The School of Music has 19 full-time faculty members, all of whom are scholars, performers or composers. Ethnomusicology courses have been offered in the School of Music by Dr. Kati Szego since the mid-1990s. The curriculum in this area expanded with the addition of courses in local performance traditions (accordion, fiddle, and Newfoundland song) taught by some of the finest traditional musicians in St. John’s, and with the establishment of the Canada Research Chair in Ethnomusicology, filled by Dr. Beverley Diamond in 2002. The areas of particular strength in the School of Music are Asia-Pacific studies, Native American and Saami studies, Canadian studies, urban ethnomusicology, feminist musicology, and cultural theory. Additionally, other colleagues in Music have complementary areas of expertise, for instance, in performance practice , sacred music in indigenous communities , music theatre , and world percussion.
The Folklore Department has 10 full-time faculty members, all of whom are highly reputed as scholars in such areas as traditional music, narrative, material culture, belief and custom, or popular culture. Since the establishment of the Graduate Program in Folklore in 1968, music has been a central research area of numerous distinguished faculty (Buchan, Widdowson, Goldstein, Rosenberg, Narváez, Hiscock) and an occasional subject of inquiry for several others (Ashton, Halpert, Lovelace). The publications of this prestigious group and those of their graduate students include the definitive study of bluegrass (Rosenberg), a ground-breaking anthology on Canadian folklore and women (Tye), bibliographic and discographic projects (Taft, Mercer, Thomas) and significant studies of country music (Rosenberg), folk collectors (Lovelace), traditional music and dance (Quigley, Wareham), song history (Hiscock, Guigne) and mumming (Halpert, Story) in Newfoundland. Nineteen M.A. theses and seven Ph.D. dissertations have been completed in Folklore on music-related topics, including studies of performers, song makers, and performance contexts.
Graduate students in Ethnomusicology will find that their courses and other program-related activities are scheduled in three different campus facilities. The M.O. Morgan building (the School of Music) is a technologically advanced building for performing, studying and recording music. It houses the D. F. Cook Recital Hall and Petro Canada Hall, the latter equipped with web-casting technology. The Folklore Department and MUN’s renowned Folklore and Language Archives are housed in the Education Building. The third space, the Research Centre for the Study of Music, Media, and Place (MMaP) is located in the Annex to the Arts and Culture Centre of St. John’s, at the east end of campus. Through the program of the Canada Research Chair in Ethnomusicology, the Centre promotes national and international exchange by sponsoring visiting lecturers, symposia, and conferences.
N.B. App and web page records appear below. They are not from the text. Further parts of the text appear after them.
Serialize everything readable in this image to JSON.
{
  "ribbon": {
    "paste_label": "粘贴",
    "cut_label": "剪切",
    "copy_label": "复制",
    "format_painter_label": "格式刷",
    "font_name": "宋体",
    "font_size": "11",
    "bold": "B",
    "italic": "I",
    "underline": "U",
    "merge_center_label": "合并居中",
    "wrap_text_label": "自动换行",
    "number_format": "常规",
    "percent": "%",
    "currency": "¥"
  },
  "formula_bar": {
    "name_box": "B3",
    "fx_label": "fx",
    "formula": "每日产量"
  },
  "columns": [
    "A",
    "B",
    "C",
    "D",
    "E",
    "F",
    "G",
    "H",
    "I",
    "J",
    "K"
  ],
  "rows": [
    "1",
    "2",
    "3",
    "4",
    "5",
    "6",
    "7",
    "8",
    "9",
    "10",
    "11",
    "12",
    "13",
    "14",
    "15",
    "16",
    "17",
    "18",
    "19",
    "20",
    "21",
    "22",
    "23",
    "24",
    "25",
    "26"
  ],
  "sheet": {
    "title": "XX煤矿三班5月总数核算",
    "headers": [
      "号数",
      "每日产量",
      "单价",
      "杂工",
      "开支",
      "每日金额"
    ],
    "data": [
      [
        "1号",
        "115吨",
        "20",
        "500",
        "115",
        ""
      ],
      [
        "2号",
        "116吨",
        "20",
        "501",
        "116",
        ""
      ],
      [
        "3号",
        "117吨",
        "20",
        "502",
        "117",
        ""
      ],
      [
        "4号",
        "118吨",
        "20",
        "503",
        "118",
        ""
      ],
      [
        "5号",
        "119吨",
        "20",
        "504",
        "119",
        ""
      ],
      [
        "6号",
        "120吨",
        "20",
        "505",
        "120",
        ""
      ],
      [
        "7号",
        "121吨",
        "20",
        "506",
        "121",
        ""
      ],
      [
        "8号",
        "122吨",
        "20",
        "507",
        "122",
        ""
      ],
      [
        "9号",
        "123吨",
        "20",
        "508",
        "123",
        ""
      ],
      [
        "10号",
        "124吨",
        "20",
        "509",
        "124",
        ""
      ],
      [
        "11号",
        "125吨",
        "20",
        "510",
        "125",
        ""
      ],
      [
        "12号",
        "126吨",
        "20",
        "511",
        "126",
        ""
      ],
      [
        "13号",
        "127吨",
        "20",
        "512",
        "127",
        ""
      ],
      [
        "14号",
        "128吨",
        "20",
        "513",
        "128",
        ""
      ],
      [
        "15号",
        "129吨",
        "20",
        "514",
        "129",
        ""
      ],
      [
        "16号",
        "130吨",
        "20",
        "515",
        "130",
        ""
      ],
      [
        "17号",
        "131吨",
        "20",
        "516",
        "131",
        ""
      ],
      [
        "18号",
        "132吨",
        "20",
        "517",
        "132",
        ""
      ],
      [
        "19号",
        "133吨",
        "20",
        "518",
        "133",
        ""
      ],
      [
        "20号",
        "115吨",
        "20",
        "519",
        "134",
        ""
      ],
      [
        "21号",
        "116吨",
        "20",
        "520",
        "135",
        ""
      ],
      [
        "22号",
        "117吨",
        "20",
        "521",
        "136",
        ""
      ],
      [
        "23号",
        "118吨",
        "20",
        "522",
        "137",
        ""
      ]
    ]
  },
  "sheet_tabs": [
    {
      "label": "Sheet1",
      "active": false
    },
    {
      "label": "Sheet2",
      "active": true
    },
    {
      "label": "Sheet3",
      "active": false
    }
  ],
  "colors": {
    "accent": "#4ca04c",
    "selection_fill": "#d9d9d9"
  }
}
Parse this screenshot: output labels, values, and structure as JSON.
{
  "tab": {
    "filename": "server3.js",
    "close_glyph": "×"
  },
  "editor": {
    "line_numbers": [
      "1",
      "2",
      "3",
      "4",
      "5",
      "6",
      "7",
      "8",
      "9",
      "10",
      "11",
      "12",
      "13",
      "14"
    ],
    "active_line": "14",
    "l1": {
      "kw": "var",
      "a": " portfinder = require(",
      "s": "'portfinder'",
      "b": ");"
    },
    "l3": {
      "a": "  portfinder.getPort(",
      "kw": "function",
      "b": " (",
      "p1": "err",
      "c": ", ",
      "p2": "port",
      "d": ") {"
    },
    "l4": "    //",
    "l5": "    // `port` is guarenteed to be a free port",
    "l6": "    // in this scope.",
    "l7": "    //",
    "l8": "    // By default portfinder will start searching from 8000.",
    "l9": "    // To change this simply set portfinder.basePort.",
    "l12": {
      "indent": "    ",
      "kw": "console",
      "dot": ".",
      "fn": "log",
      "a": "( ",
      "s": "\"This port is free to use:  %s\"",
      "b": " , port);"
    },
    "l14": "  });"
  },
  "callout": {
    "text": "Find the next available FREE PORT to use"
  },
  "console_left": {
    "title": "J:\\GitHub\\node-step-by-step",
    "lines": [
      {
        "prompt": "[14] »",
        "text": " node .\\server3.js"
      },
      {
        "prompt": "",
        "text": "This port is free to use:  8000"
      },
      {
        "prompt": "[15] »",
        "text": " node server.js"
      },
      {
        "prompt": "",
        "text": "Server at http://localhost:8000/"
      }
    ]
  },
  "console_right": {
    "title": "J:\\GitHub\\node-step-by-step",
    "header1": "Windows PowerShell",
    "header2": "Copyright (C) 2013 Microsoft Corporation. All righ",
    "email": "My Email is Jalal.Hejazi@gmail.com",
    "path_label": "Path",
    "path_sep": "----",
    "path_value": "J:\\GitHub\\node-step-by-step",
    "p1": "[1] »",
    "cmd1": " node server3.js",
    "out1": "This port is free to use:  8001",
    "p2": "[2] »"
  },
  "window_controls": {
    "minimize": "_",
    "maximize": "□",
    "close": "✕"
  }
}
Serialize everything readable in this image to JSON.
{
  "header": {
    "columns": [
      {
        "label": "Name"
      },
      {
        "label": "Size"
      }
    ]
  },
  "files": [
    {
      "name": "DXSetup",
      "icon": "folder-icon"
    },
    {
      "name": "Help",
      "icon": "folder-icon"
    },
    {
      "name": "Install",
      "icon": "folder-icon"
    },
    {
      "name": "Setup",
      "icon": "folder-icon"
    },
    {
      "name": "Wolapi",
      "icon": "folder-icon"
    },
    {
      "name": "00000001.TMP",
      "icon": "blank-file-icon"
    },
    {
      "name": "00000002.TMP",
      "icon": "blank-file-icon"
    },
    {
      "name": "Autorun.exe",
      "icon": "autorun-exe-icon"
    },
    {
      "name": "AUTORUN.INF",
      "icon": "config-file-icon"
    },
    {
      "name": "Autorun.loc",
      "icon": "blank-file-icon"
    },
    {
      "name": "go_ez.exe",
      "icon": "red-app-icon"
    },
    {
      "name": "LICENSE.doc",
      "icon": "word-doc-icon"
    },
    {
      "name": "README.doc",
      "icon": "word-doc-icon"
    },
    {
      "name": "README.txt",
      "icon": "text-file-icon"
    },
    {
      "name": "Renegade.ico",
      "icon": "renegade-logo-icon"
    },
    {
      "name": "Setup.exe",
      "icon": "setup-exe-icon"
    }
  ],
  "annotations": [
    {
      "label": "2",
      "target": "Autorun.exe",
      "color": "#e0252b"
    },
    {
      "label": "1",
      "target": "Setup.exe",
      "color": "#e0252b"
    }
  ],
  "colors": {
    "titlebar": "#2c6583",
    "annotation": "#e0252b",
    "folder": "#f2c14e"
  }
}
Its multimedia and audio restoration studios are used for various website and other media projects.
Memorial University libraries have consistently been ranked first among Comprehensive Universities in the annual ratings done by Macleans magazine. The Music Resource Centre (School of Music) and QEII libraries have steadily built collections concerning expressive traditions, vernacular culture, and world music. An intensive phase of development has occurred since 2002. MMaP has a substantial private collection of audio, video, and print materials relating to indigenous cultures and multicultural communities in Canada.
Resources relating to Atlantic Canada are particularly rich. The Memorial University of Newfoundland Folklore and Language Archive is a remarkable institution with over 40,000 audio recordings. It comprises extensive collections of folksongs and music, folk narratives and oral history, data on folk customs, beliefs and practices, childlore and descriptions of material culture. It has special collections of Newfoundland vocabulary, proverbs and riddles, and houses material for a projected linguistic atlas of the province. Newfoundland popular culture is an increasing element in MUNFLA’s holdings, including commercial recordings, radio broadcasts, and recordings of theatrical performances. The Centre d’Etudes Franco-Terreneuviennes (CEFT) houses a unique collection of tape, video, and manuscript materials pertaining to the traditional culture of the Port-au-Port Peninsula/Bay St. George region. The Centre for Newfoundland Studies, located in the Queen Elizabeth II Library has a remarkable collection of materials in all forms for the study of all aspects of Newfoundland and Labrador.
Graduate students in Folklore have published an annual journal,
Culture and Tradition, for over twenty-five years. They
welcome high quality essays and reviews, as well as editorial and
administrative assistance. See www.ucs.mun.ca/~culture.